August 13, 2013 at 11:45 AM
This Seattle Times news account of state Sen. Ed Murray’s marriage last Saturday to his long-time partner Michael Shiosaki warmed a lot of hearts, including mine. Murray, a Seattle Democrat, fought well over a decade to convince a majority of his fellow lawmakers to support legalizing same-sex marriage. Patience pays off. The two wed exactly 22 years from the day they met during a hike to Mount Rainier.
The political wedding of the season happened just a few days before the highly anticipated documentary film “The Campaign” is scheduled to screen Thursday at SIFF Uptown in Seattle at 7:30 p.m. KCTS 9 will broadcast the film next Sunday at 11pm. Here’s a preview:
Aw, that’s right. Four years before Washington state voters made history by becoming one of the first electorates in the union to affirm marriage equality, there was the 2008 campaign in California for and against Proposition 8, a measure by same-sex marriage opponents to define marriage in that state’s constitution as a union between one man and one woman. Two lower courts ruled the amendment was unconstitutional before the case reached the Supreme Court of the United States. Last June, the justices ruled they had no authority to decide on the case, thereby allowing California to resume same-sex marriages. (Read the Wikipedia explanation of this rather complex legal battle at this link.)
The stunning outcome of that election raised our collective consciousness and ignited a revolution (and lots of fundraising) in states outside California, including right here Washington. It forced a mainstream discussion about gay marriage not just as a social or political wedge problem but as an issue of human rights and personal freedom.
August 13, 2013 at 7:50 AM
This week’s biggest surprise: Actor Ashton Kutcher gives a surprisingly inspiring and smart speech at the Teen Choice Awards. In a brief acceptance speech, Kutcher channels Apple founder Steve Jobs and champions nerds with three pieces of advice.
Juju Chang of Good Morning America posted it on Facebook, calling it “remarkable.” I could not resist watching and now you can be the judge.
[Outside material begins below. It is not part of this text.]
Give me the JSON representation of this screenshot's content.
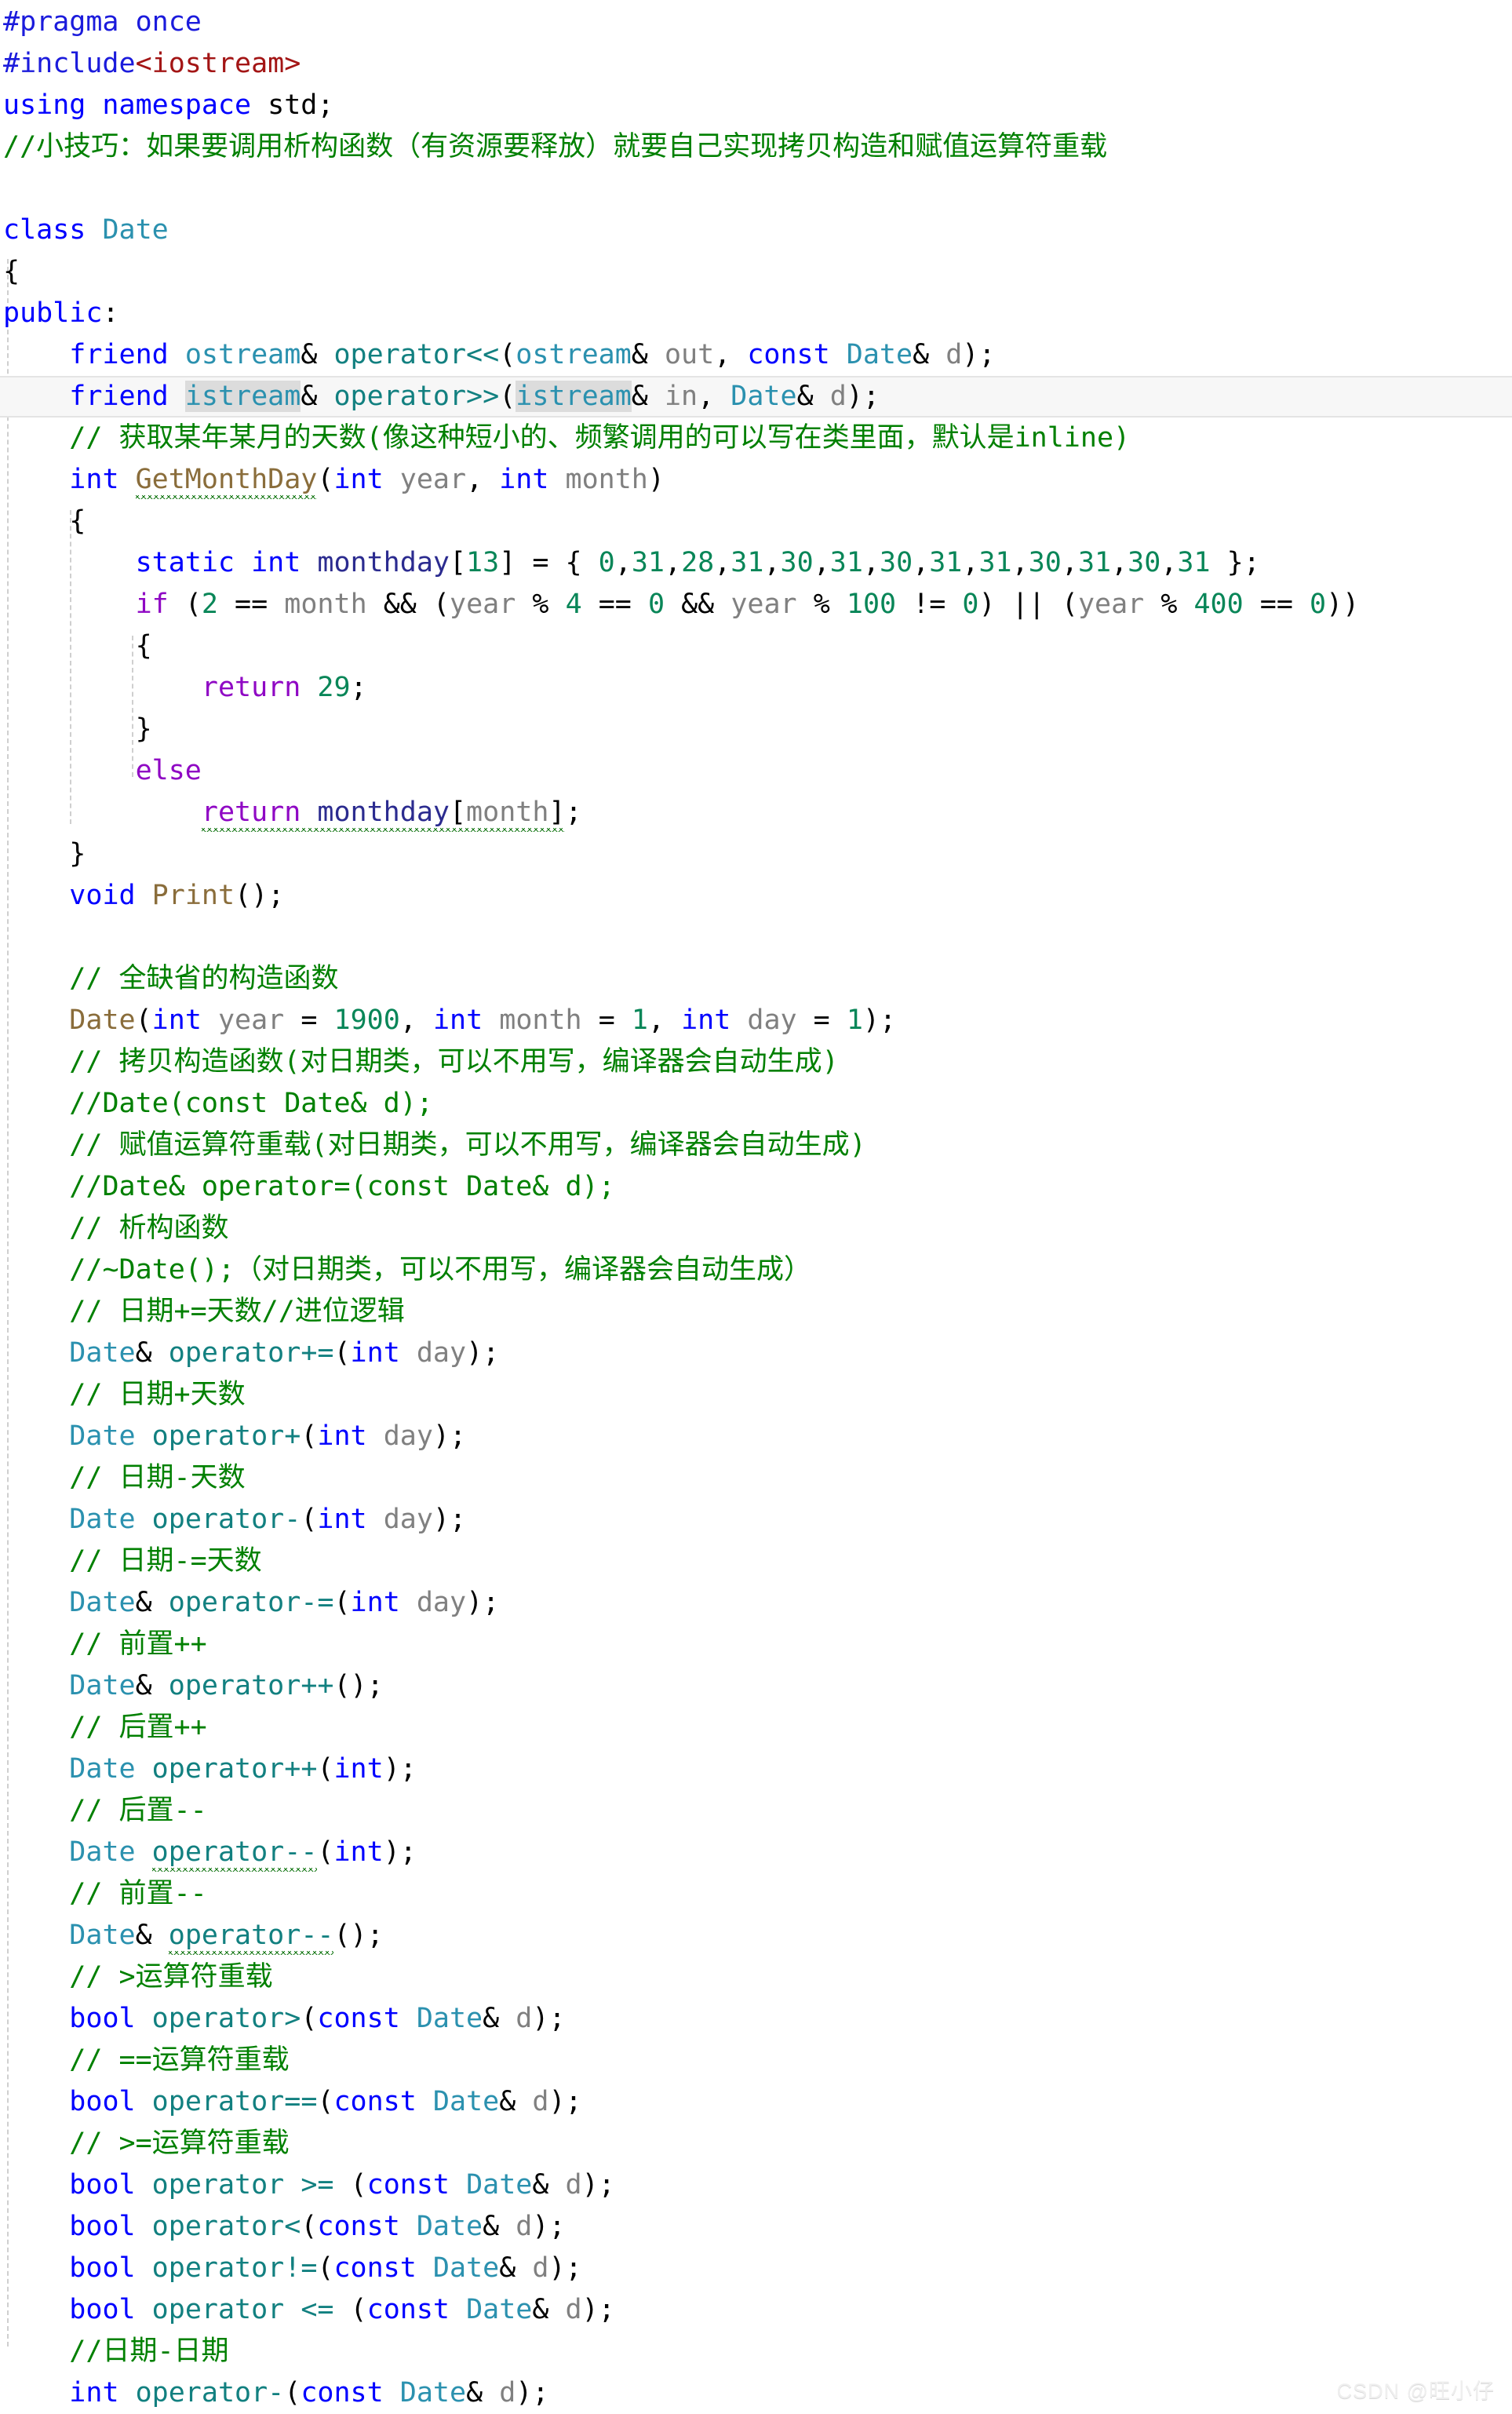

Kutcher will play Steve Jobs in an upcoming movie, “Jobs.” Here is a Los Angeles Times story about his role. And it looks like he’s already echoing Jobs’ talent for inspiring people with his speeches.